■ WHAT IS NEEDED:
Filter the records down to the lines that hold the word "align", and copy each of those lines.

■ AVAILABLE DATA:
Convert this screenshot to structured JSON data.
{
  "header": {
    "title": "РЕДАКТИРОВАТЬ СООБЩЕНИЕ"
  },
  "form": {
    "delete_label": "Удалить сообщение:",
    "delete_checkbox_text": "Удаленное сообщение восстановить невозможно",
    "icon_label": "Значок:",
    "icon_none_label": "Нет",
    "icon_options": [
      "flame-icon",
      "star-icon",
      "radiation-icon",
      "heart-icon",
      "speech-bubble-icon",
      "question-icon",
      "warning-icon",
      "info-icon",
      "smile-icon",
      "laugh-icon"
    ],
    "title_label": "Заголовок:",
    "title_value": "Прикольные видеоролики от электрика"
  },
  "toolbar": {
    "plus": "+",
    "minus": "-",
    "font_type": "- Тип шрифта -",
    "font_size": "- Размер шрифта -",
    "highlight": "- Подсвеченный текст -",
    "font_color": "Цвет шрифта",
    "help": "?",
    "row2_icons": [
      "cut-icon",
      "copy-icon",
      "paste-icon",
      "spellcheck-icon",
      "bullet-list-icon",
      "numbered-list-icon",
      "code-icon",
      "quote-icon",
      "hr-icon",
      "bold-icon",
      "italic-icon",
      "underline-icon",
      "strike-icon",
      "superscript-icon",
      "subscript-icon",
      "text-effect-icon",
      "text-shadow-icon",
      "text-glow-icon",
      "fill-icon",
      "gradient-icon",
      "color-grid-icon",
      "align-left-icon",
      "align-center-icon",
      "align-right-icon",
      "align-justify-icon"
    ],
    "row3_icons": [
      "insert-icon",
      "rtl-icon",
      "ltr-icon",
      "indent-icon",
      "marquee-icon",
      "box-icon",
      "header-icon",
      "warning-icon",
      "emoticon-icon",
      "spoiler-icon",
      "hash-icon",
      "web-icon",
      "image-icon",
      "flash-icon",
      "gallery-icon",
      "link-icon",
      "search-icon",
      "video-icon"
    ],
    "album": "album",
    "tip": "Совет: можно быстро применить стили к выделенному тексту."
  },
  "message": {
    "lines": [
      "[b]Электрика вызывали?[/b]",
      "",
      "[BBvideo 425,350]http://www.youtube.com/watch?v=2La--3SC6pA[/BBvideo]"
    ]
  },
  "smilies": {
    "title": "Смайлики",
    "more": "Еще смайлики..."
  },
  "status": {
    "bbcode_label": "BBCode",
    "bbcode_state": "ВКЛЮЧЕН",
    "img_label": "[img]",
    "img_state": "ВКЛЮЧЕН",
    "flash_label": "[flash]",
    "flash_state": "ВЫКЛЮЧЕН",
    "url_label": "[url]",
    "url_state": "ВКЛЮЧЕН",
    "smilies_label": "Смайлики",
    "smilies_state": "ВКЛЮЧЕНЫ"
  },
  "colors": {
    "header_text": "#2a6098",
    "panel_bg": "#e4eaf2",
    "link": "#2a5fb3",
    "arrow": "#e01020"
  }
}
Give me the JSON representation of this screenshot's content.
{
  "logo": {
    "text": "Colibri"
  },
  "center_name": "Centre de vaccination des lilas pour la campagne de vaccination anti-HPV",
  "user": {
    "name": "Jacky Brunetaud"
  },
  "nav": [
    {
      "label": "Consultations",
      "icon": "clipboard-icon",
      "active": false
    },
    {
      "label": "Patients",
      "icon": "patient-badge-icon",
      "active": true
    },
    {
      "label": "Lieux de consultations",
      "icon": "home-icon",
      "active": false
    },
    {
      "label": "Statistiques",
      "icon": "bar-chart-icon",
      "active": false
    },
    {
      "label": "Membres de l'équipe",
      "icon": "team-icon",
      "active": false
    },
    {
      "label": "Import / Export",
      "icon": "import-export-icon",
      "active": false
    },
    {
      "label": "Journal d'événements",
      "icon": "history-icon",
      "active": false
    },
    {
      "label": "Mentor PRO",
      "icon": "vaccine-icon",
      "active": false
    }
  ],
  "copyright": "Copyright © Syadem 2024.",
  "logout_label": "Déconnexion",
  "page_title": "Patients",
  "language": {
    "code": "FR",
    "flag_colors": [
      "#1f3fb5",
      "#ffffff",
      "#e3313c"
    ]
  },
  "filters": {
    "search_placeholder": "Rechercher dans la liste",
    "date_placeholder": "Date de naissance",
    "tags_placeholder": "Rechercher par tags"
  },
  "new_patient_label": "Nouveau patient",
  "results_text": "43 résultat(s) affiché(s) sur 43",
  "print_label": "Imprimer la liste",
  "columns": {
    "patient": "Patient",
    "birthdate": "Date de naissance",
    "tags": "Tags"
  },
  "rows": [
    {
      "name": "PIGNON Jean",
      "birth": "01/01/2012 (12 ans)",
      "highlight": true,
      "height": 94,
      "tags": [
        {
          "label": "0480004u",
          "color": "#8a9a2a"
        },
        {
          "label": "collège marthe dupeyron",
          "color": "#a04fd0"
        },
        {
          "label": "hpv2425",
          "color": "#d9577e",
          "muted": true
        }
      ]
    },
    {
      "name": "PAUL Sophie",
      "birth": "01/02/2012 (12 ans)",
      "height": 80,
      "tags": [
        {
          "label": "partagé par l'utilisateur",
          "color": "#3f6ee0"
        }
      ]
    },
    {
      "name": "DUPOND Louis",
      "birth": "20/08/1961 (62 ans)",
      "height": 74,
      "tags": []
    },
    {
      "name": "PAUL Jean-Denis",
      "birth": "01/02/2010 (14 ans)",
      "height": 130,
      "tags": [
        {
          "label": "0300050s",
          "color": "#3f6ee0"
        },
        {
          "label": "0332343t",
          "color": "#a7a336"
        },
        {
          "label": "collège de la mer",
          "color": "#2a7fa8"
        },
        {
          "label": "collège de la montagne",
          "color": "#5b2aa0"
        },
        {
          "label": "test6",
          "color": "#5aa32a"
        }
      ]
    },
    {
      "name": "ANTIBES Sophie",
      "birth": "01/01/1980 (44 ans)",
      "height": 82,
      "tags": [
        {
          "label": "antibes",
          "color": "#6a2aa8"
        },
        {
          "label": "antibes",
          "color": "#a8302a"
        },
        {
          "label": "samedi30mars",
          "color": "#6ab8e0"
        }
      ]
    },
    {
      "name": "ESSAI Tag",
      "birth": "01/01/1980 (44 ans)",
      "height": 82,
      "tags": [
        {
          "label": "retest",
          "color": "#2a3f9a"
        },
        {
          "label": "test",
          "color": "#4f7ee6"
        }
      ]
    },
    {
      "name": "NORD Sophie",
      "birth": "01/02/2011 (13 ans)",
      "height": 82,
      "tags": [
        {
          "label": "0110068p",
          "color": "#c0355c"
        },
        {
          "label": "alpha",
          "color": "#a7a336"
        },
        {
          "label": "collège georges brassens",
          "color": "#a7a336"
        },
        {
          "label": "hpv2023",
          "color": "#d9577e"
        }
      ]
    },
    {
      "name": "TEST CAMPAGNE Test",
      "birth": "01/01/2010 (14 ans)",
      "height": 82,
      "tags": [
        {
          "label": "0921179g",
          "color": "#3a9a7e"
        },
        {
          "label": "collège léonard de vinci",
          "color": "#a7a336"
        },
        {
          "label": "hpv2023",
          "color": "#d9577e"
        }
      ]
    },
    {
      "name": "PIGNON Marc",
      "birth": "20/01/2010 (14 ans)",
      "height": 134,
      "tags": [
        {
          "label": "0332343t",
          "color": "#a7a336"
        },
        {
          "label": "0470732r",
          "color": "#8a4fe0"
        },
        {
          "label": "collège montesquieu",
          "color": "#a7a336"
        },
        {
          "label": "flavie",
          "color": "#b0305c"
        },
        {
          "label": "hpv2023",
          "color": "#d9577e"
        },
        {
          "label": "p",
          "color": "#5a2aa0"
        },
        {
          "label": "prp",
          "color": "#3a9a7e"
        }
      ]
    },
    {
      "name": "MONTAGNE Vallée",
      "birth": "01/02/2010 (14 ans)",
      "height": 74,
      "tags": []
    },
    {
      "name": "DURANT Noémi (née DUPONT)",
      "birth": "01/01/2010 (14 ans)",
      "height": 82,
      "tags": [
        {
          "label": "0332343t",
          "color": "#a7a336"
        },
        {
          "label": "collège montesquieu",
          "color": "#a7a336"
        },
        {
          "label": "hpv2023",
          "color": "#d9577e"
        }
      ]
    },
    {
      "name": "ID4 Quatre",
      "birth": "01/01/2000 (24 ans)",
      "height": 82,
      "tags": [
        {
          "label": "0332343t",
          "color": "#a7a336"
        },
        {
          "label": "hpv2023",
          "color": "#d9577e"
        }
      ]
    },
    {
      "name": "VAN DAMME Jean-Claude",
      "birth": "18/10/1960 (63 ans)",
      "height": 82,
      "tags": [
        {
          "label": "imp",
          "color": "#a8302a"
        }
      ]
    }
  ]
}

■ YOUR SOLUTION:
      "align-left-icon",
      "align-center-icon",
      "align-right-icon",
      "align-justify-icon"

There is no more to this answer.